# Directions:
Search the listing for the word "Debugging" and copy every line where it turns up.

# Data extracts:
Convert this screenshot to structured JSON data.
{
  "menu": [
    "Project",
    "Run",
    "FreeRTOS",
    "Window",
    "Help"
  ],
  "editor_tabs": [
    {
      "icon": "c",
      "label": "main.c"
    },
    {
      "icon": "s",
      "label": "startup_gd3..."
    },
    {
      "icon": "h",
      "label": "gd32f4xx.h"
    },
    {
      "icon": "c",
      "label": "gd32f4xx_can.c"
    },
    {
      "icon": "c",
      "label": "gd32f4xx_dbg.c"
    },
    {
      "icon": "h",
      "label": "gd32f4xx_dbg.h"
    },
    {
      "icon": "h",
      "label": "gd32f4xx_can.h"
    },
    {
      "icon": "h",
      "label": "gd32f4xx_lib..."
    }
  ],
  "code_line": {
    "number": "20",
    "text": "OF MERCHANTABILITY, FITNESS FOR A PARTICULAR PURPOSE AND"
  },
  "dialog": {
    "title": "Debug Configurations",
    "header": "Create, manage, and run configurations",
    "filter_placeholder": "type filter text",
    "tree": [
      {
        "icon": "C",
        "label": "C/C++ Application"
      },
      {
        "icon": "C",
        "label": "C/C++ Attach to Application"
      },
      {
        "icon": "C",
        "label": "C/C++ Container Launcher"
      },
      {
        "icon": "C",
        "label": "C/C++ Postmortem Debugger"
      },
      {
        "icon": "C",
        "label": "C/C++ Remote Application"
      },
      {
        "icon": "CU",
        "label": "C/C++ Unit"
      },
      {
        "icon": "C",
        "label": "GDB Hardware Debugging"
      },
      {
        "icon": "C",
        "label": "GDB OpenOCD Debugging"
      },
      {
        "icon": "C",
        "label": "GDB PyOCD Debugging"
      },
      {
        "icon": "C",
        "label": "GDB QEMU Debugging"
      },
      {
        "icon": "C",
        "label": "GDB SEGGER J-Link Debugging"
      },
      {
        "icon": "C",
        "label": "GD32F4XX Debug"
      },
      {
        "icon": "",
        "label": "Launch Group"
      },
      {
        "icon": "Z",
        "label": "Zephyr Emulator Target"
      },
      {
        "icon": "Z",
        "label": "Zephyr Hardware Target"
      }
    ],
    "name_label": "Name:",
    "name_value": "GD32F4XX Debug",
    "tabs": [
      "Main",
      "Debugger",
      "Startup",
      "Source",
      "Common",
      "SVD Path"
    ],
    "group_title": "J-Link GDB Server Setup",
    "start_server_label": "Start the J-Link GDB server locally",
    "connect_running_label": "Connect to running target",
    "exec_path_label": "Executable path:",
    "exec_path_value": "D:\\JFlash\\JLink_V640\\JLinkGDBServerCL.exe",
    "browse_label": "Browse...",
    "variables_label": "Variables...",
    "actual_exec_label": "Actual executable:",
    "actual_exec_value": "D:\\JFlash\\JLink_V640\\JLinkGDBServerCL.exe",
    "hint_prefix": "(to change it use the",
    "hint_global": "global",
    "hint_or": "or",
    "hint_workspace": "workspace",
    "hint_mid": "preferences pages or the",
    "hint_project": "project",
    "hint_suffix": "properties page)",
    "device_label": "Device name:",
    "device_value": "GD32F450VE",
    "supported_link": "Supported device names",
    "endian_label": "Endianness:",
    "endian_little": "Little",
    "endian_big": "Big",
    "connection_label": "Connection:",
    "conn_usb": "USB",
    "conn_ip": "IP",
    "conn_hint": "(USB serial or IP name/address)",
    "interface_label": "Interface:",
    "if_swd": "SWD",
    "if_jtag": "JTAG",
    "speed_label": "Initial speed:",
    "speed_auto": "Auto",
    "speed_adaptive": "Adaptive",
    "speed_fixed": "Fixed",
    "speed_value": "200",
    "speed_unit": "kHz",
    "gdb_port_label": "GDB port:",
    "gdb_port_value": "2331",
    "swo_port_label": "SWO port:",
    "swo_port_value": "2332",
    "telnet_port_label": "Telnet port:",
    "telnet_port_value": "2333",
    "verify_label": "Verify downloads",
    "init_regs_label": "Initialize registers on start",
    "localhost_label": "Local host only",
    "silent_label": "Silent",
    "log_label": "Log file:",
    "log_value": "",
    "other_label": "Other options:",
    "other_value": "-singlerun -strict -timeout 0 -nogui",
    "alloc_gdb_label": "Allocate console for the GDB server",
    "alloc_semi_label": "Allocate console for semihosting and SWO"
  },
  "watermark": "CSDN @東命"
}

# Written response:
        "label": "GDB Hardware Debugging"
        "label": "GDB OpenOCD Debugging"
        "label": "GDB PyOCD Debugging"
        "label": "GDB QEMU Debugging"
        "label": "GDB SEGGER J-Link Debugging"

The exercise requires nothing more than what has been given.